Elizabeth Popp Berman
Elizabeth Popp Berman is the Richard H. Price Professor of Organizational Studies and (by courtesy) Sociology at the University of Michigan.
Berman has broad research interests in the production and use of knowledge, especially economic knowledge, and its intersection with morals and values. Her new book, Thinking Like an Economist: How Efficiency Replaced Equality in U.S. Public Policy, shows how economic reasoning came to dominate Washington between the 1960s and the 1980s, and how it continues to constrain progressive ambitions today; it has been featured in a range of outlets including the New York Times, Boston Review, Foreign Affairs, and the New Yorker. At the most general level, she is interested in where our broad frameworks for thinking about social and economic problems come from, how those frameworks shape the choices we see as reasonable, and how they remain stable or, eventually, change. Her focus on these questions is motivated by a desire to contribute to the development of alternatives to a form of capitalism that has been harmful to ordinary people and destructive of the natural environment. Beth's research is primarily (though not exclusively) historical, and has mostly focused on how this framework was established between the 1960s and 1980s; she is also, increasingly, interested in mining earlier eras for ideas that can disrupt our taken-for-granted assumptions about how we should organize and govern economic activity.
Her first book, Creating the Market University: How Academic Science Became an Economic Engine, won multiple awards from the American Sociology Association and the Social Science History Association.
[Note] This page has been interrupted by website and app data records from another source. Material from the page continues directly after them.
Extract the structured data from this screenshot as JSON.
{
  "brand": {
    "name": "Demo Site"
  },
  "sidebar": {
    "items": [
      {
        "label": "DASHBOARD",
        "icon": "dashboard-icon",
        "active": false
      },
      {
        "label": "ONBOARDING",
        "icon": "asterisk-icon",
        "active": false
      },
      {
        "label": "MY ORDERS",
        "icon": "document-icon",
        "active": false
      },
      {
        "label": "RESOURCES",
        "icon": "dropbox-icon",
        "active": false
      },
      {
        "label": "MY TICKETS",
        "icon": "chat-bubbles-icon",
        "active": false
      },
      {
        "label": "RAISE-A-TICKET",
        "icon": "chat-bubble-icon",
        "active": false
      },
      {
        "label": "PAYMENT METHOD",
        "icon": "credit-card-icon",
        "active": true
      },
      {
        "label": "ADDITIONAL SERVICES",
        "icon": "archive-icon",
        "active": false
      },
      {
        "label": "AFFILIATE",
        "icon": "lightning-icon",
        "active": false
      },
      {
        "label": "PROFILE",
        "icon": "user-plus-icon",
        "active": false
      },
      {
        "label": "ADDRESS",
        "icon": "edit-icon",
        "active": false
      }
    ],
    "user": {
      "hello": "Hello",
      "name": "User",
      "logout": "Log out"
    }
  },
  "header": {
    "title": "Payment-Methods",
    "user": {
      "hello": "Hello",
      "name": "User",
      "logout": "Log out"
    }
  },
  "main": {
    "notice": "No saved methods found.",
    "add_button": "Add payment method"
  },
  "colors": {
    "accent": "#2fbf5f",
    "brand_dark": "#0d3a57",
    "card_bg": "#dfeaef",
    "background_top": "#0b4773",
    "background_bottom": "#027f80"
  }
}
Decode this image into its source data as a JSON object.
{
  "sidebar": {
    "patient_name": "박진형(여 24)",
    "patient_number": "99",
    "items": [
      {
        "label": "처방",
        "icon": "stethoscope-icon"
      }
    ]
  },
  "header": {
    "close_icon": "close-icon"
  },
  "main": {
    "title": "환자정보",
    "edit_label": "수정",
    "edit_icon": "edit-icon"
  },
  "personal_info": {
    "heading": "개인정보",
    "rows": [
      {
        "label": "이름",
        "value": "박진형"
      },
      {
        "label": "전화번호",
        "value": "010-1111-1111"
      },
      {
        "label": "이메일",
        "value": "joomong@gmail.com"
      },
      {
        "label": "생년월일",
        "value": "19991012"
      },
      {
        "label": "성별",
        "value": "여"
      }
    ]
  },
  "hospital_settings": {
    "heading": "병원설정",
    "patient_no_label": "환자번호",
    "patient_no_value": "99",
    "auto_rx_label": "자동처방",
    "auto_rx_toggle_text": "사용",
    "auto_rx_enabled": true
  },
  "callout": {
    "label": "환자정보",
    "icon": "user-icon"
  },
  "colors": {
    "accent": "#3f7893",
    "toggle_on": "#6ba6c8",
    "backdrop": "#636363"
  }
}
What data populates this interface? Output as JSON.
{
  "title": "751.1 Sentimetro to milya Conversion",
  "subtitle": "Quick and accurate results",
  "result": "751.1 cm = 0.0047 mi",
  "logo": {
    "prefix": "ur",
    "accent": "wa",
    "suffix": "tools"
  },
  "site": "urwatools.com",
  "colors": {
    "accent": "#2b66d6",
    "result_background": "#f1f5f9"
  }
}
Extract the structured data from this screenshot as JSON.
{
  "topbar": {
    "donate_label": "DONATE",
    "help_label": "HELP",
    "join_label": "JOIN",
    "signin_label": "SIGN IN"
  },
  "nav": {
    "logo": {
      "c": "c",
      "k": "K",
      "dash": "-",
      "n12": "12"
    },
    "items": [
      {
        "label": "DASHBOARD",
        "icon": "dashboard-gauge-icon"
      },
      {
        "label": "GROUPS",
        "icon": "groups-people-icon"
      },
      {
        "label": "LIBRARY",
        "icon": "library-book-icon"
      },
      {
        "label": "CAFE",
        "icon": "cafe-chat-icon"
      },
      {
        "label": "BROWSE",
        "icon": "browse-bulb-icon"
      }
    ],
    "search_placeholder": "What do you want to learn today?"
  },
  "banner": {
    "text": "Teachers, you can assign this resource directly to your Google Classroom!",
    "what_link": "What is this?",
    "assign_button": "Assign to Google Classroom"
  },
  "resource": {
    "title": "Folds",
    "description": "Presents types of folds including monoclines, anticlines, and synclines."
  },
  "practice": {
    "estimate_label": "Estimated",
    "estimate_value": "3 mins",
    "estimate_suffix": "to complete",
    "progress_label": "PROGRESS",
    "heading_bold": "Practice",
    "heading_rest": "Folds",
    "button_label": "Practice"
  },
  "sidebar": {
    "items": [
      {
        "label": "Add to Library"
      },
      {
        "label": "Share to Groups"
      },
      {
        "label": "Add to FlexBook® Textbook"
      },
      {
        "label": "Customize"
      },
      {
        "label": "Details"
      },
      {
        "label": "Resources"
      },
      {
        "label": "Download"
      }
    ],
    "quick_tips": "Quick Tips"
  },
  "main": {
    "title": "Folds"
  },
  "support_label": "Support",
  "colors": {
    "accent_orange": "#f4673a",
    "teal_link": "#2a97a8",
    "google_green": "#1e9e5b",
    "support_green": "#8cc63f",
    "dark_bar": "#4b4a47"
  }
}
She has served on multiple editorial boards, including the American Journal of Sociology and the American Sociological Review, and has written for broader audiences in outlets like the Washington Post.
In July 2022, Beth became director of the OS Program, and its first female director.